Author Information

Shelly Kramer is a Principal Analyst and Founding Partner at Futurum Research. A serial entrepreneur with a technology centric focus, she has worked alongside some of the world’s largest brands to embrace disruption and spur innovation, understand and address the realities of the connected customer, and help navigate the process of digital transformation. She brings 20 years' experience as a brand strategist to her work at Futurum, and has deep experience helping global companies with marketing challenges, GTM strategies, messaging development, and driving strategy and digital transformation for B2B brands across multiple verticals. Shelly's coverage areas include Collaboration/CX/SaaS, platforms, ESG, and Cybersecurity, as well as topics and trends related to the Future of Work, the transformation of the workplace and how people and technology are driving that transformation. A transplanted New Yorker, she has learned to love life in the Midwest, and has firsthand experience that some of the most innovative minds and most successful companies in the world also happen to live in “flyover country.”

SHARE:

Latest Insights:
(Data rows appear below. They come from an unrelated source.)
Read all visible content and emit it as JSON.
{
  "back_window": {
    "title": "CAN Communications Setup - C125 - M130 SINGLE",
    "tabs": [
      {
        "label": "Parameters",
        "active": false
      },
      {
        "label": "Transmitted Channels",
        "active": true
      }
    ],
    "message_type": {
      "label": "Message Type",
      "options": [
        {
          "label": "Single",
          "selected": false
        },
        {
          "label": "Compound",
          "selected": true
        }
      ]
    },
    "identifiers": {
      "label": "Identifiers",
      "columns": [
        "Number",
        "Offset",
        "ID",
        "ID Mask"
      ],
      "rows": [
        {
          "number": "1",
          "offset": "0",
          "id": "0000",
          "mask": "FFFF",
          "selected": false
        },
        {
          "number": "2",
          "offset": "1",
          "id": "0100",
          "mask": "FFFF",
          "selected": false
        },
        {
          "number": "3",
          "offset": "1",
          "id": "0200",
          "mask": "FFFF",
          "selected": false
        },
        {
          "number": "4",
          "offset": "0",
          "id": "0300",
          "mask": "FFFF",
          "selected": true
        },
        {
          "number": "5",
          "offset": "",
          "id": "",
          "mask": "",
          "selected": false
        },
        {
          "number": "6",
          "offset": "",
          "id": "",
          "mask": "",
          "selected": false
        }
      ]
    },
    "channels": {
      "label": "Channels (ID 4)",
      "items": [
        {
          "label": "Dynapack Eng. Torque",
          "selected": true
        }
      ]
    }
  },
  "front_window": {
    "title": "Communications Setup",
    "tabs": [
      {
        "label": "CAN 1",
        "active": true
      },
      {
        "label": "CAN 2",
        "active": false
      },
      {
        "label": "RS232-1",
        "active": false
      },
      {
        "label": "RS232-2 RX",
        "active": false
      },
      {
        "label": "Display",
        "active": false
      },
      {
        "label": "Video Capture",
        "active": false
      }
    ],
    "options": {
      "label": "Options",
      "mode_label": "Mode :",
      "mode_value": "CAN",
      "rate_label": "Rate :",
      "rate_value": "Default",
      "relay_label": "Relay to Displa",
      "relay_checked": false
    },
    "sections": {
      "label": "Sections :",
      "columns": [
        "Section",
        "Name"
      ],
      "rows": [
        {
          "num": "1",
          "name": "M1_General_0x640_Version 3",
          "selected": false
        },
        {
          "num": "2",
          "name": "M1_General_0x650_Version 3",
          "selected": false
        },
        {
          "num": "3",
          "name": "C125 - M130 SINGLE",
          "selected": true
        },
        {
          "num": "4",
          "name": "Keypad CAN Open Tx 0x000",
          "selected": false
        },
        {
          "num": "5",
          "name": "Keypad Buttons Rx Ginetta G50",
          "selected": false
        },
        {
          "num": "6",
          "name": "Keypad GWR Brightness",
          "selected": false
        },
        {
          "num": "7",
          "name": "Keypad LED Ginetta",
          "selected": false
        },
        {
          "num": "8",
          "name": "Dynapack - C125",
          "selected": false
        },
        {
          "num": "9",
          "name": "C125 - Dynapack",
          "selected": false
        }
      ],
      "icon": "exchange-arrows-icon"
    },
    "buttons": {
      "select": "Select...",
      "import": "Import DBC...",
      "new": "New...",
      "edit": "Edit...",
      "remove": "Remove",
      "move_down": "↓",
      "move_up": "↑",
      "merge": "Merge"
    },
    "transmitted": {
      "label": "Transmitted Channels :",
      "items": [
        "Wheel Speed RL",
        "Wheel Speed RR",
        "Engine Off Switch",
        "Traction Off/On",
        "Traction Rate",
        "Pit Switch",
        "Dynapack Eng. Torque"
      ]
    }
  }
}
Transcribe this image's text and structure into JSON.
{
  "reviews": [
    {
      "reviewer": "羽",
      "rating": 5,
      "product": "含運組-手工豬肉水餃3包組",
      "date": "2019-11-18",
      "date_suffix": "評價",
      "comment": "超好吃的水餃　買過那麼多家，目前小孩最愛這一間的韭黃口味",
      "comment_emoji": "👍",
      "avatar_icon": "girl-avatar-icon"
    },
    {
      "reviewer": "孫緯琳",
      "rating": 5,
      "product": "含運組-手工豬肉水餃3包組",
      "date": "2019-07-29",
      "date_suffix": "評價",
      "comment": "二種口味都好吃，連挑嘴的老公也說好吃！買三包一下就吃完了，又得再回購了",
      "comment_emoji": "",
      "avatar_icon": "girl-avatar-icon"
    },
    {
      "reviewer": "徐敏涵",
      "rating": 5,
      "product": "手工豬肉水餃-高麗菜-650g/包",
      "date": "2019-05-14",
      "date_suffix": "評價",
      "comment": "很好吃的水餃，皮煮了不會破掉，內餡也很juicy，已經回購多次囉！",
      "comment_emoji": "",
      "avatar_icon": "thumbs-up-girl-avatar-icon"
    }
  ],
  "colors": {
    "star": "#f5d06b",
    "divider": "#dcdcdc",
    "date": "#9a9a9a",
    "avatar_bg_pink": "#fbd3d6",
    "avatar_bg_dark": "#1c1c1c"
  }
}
Craig Durr, Research Director at The Futurum Group, highlights Logitech's innovative approach to video conferencing, emphasizing the Rally portfolio's scalability, IT-friendly management, and user-centric design.
Keith Kirkpatrick, Research Director, Enterprise Applications, at The Futurum Group, discusses the common challenges faced by field service workers, provides an overview of the market for field service applications, and covers how SaaS companies’ offerings are meeting these needs.
A New Era of Simplicity, Focus Subscription Services, and Innovation
Camberley Bates and Steven Dickens at The Futurum Group share their insights on the recent VMware Analyst Day and conversations with Hock Tan.
Arcitecta Demonstrated Its Enhanced Livewire Data Movement Capabilities at Supercomputing Asia 2024
Mitch Lewis, Research Analyst at The Futurum Group, shares his insights on Arcitecta’s results in the international Data Mover Challenge at SCA24 and recent enhancements to Mediaflux Livewire.